Use The Alcohol By Volume Formula
Having calculated both the initial and final specific gravity, you can now plug those numbers into a formula for alcohol by volume that was mentioned earlier:
ABV = [1.05/0.79 ((OG-FG)/FG)] x 100
Another formula that gives a slightly more accurate result is (76.08 x [IG – FG] / [1.775 – IG]) x (FG/0.794).
Using the information you have, the equation looks like this:
Alcohol Content or ABV = (76.08 x [1.050 – 1.020] / [1.775-1.050]) x (1.020/0.794)
= (76.08×0.03 / 0.725) x (1.285)
ABV = 4.0%
Are There Any Other Methods For Calculating ABV?
If you are thinking to yourself, “Holy s—t, that’s a lot of math,” and don’t want to play the numbers game, you have a couple of options. First, you can play around with an ABV calculator (provided you have some gravity readings) and come up with an estimate.

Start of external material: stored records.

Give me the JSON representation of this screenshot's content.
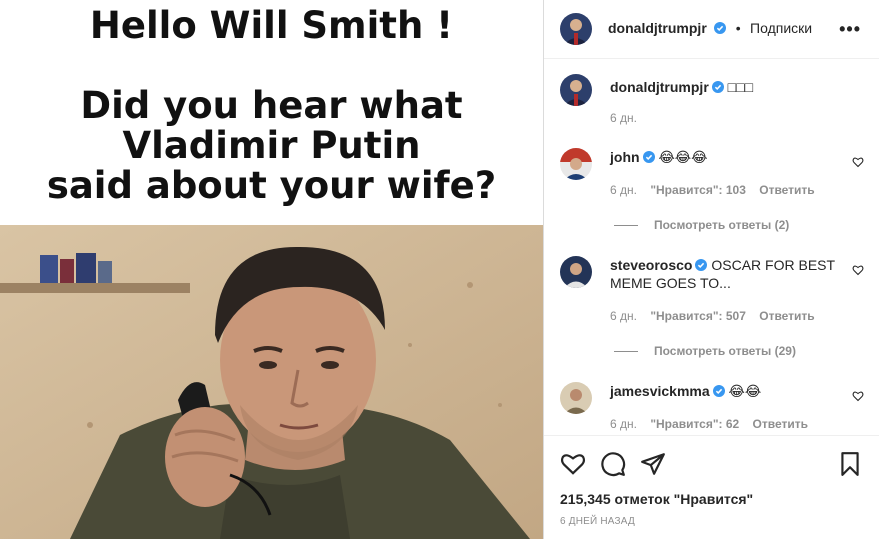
{
  "post": {
    "meme_line1": "Hello Will Smith !",
    "meme_line2a": "Did you hear what",
    "meme_line2b": "Vladimir Putin",
    "meme_line2c": "said about your wife?",
    "photo_icon": "man-on-phone-photo"
  },
  "header": {
    "username": "donaldjtrumpjr",
    "separator": "•",
    "follow_label": "Подписки",
    "more_icon": "more-options-icon"
  },
  "caption": {
    "username": "donaldjtrumpjr",
    "text": "□□□",
    "time": "6 дн."
  },
  "comments": [
    {
      "username": "john",
      "text": "😂😂😂",
      "time": "6 дн.",
      "likes": "\"Нравится\": 103",
      "reply": "Ответить",
      "view_replies": "Посмотреть ответы (2)",
      "avatar_color": "#c0392b"
    },
    {
      "username": "steveorosco",
      "text": "OSCAR FOR BEST MEME GOES TO...",
      "time": "6 дн.",
      "likes": "\"Нравится\": 507",
      "reply": "Ответить",
      "view_replies": "Посмотреть ответы (29)",
      "avatar_color": "#2c3e6b"
    },
    {
      "username": "jamesvickmma",
      "text": "😂😂",
      "time": "6 дн.",
      "likes": "\"Нравится\": 62",
      "reply": "Ответить",
      "avatar_color": "#b9a27c"
    }
  ],
  "actions": {
    "like_icon": "heart-icon",
    "comment_icon": "comment-icon",
    "share_icon": "share-icon",
    "save_icon": "bookmark-icon"
  },
  "likes_text": "215,345 отметок \"Нравится\"",
  "date_text": "6 ДНЕЙ НАЗАД",
  "colors": {
    "verified": "#3897f0",
    "muted": "#8e8e8e",
    "text": "#262626"
  }
}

Second, you could try purchasing a density meter, also known as a pycnometer. Models designed for measuring alcohol content do exist, but they can be pricey. The upside is that you only have to wait a couple of seconds for an accurate result.
Another option is also kind of expensive and involves contacting the American Society of Brewing Chemists (ASBC) to see if any laboratories near you follow their standard practice. The ASBC has a method of distillation that allows them to calculate ABV accurately by using a small sample of your beer. Since distillation is still illegal in many places around the US, visiting the laboratory works in your favor.
OG Can’t Hold You Down
While most people will measure original gravity and final gravity with a hydrometer to figure out how much alcohol content is in their beer, there are other ways to go about it. By either extrapolating the attenuation rate or using a refractometer, you can calculate alcohol content without needing to know the original gravity of your brew.
Yes, you can! You can measure alcohol content without original gravity with a refractometer and Brix numbers. Optionally, by approximating based on the attenuation rate of the yeast.
Calculating ABV without figuring out any gravity readings can be difficult, but you could use a pycnometer. The device calculates ABV without needing any data from you. Refractometers can also help you figure out the gravity or Brix reading of your beer, but you will need to solve equations for the gravity to calculate ABV.
You can use a refractometer to get the specific gravity readings in Brix then use that data to figure out original gravity, final gravity, and eventually, ABV.
The best way to measure alcohol content accurately is to use a hydrometer to require the original gravity before fermentation and the final gravity after fermentation. With those two readings, you can use the equation ABV = [1.05/0.79 ((OG-FG)/FG)] x 100 to calculate alcohol by volume.
Controlling Mash Temperature – An Essential How-To Guide
The best beer begins with the best mash; to get it, controlling mash temperature is key. Understand how temperature changes the very nature of the wort and control it!
How to Build Your Own Mash Tun
Even if you find that you have no talent for DIYs, you’re going to love this one. Learn how to build a mash tun: it's very easy and requires just a few tools and items.
Using Cane Sugar vs Corn Sugar For Homebrewing Beer
Cane sugar vs corn sugar, which one is best for homebrewing beer? Either one is fine since both ferment fully; the only difference is in dextrose and sucrose's chemical makeup.
Ultimate Guide to Roasted Malt: A DIY Guide
Beer is diverse. Wherever you go in the world, it’s guaranteed that you will see beer in a spectrum of color including pale yellows, rich reds, and even deep black
Decoction Mash: Your Pro Guide
Decoction mash is an ancient and often misunderstood technique that can take your beers to the next level. Learn more about this process!
The Complete Guide to Growing Hops At Home
Hops are expensive, so growing hops at home is an economical choice. Besides, wouldn’t it be nice to tell others you made your beer with homegrown hops?